# RECORDED DATA:
◆ ◆ ◆ ◆

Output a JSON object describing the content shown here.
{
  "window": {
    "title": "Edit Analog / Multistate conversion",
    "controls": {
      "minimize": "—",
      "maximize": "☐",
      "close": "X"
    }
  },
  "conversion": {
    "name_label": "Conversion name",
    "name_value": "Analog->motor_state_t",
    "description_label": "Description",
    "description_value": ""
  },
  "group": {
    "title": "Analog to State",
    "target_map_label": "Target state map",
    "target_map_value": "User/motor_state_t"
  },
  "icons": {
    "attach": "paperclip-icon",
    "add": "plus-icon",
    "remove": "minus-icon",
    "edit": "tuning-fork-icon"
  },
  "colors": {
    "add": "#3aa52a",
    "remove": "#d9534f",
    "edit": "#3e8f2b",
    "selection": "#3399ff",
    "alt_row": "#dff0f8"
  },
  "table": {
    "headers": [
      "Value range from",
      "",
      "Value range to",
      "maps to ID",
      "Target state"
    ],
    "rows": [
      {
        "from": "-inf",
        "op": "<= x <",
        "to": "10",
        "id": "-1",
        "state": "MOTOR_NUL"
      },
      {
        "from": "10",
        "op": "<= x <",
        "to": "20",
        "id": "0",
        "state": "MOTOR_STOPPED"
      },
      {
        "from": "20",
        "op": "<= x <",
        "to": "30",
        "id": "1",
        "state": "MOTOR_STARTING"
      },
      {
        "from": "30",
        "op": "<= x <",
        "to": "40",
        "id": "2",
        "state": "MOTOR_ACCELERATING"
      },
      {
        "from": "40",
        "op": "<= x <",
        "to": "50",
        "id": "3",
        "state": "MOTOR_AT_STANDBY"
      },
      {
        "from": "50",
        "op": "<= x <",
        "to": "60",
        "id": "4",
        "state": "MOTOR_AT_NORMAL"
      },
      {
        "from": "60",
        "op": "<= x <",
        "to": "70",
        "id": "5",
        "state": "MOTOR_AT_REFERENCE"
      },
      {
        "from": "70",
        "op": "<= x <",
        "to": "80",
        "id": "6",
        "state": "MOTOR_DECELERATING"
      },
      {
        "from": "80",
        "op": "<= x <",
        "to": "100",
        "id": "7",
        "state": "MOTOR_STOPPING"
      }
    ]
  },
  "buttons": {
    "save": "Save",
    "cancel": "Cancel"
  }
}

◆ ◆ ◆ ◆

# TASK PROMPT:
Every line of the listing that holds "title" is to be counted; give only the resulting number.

# OUTPUT OF THE TASK:
2